— EXERCISE —
Write out every line from the listing below where the string "children" is found.

+===+

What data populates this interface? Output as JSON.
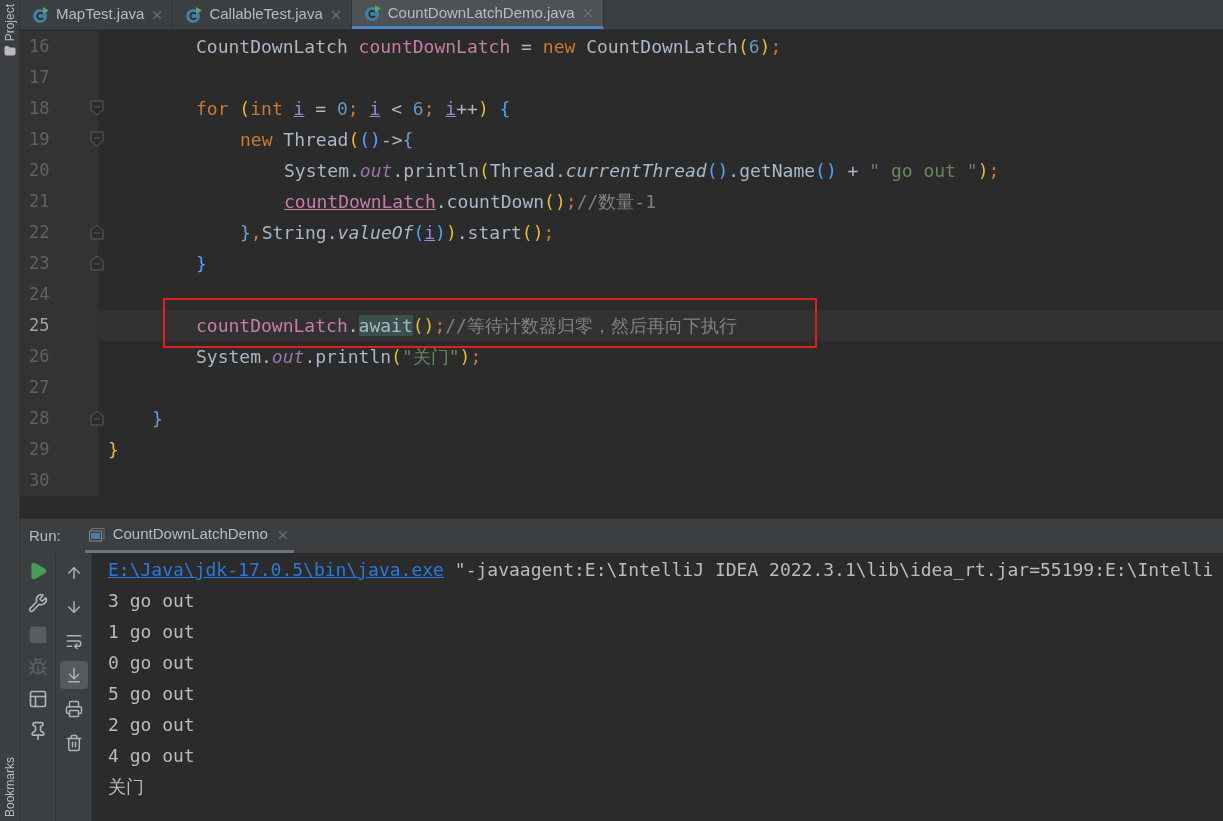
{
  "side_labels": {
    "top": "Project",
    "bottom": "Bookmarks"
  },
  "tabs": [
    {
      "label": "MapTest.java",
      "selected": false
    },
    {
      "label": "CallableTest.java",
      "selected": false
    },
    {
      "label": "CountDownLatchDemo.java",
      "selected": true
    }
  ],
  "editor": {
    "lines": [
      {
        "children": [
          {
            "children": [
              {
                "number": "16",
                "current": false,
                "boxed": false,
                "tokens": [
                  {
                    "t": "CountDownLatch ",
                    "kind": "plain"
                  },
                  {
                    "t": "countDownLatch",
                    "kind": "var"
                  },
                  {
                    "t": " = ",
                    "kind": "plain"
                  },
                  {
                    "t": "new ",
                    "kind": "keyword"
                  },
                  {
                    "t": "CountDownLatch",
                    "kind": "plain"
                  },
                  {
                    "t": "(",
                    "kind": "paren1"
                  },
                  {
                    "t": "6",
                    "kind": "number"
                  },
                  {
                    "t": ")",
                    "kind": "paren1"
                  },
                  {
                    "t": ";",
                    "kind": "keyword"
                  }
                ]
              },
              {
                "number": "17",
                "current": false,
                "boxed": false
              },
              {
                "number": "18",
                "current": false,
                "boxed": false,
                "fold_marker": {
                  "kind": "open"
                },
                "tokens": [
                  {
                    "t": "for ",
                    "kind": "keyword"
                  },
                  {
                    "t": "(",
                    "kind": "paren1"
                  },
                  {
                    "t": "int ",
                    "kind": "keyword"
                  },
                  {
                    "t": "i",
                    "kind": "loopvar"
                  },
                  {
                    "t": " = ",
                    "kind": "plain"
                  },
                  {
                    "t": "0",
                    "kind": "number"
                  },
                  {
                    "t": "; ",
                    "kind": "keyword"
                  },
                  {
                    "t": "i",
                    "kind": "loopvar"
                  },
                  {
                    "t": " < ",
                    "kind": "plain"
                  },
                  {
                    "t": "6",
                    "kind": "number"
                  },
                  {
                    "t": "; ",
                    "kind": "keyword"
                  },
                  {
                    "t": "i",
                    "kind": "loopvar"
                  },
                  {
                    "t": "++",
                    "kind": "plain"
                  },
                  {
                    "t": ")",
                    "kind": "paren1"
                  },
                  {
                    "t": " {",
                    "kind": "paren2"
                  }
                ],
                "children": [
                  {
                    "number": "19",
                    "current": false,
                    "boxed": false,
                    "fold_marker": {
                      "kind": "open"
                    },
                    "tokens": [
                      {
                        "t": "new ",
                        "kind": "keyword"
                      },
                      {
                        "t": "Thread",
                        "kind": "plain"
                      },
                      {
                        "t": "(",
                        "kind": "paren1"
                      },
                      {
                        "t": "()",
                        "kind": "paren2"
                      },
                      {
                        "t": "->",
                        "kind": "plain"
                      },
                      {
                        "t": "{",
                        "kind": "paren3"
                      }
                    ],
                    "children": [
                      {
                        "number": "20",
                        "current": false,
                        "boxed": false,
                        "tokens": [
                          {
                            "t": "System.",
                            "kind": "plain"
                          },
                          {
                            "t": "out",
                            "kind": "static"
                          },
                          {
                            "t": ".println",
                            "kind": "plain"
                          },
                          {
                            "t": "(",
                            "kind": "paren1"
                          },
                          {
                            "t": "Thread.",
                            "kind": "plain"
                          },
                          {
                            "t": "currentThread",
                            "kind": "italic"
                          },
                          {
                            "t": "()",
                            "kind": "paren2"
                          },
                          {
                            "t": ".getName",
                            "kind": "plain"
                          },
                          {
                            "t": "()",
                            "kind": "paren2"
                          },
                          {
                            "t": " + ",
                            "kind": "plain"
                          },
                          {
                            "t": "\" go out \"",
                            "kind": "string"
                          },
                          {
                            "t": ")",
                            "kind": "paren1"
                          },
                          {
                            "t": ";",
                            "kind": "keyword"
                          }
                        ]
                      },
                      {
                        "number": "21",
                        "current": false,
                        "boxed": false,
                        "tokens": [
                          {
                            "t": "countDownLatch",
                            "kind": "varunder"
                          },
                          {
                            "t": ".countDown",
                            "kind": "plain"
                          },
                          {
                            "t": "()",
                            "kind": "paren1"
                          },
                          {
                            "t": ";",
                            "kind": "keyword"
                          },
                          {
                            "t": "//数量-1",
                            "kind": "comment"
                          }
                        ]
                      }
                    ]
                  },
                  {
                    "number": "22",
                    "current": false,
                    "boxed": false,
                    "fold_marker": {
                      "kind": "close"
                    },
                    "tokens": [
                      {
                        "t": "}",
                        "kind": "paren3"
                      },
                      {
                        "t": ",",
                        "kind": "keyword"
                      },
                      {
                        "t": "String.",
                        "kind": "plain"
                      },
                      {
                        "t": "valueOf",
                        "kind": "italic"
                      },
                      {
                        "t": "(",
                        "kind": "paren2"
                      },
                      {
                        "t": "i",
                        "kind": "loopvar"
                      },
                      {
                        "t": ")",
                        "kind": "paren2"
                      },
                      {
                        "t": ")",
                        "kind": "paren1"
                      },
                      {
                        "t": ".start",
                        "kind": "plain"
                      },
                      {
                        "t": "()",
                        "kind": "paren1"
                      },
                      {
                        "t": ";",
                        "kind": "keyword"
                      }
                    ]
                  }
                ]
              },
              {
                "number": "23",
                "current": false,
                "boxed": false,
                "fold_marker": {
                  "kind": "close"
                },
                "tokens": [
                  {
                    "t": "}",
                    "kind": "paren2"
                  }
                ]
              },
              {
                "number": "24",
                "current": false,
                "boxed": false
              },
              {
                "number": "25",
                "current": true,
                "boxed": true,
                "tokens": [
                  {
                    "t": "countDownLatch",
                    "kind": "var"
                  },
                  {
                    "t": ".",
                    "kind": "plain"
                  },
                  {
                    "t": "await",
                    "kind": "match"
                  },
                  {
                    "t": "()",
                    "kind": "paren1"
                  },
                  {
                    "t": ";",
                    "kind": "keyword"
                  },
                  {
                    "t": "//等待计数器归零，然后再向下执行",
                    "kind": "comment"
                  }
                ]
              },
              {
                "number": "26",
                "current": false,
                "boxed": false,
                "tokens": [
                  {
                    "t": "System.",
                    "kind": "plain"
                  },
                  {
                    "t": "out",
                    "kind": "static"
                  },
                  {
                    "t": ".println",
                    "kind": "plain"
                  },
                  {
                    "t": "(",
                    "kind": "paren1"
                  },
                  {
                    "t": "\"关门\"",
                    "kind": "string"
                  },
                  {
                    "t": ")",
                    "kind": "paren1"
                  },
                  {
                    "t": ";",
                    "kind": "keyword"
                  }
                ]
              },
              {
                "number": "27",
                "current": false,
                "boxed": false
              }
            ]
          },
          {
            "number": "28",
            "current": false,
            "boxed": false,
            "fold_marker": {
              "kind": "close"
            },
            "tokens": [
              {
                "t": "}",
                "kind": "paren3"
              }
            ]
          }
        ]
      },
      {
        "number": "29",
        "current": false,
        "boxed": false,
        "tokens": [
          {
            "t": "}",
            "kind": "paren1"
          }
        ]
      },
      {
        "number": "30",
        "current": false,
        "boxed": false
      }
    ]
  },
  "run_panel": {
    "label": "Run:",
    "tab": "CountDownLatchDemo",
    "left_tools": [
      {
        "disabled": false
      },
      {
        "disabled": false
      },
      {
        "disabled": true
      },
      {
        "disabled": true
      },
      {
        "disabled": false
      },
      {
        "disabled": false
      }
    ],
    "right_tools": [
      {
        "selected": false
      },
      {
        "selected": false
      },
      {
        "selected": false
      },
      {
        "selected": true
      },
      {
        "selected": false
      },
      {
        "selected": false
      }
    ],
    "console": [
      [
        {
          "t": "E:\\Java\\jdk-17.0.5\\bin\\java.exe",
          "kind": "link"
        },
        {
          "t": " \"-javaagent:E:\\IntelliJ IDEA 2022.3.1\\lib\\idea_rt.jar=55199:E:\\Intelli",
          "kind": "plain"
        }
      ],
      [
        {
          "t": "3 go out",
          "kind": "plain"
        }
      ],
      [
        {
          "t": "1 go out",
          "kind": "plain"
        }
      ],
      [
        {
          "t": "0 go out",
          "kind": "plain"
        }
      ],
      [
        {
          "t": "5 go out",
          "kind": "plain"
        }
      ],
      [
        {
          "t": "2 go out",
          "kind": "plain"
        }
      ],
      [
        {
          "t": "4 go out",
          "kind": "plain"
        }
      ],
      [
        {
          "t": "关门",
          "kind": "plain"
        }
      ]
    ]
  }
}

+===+

— COMPLETED TASK —
        "children": [
            "children": [
                "children": [
                    "children": [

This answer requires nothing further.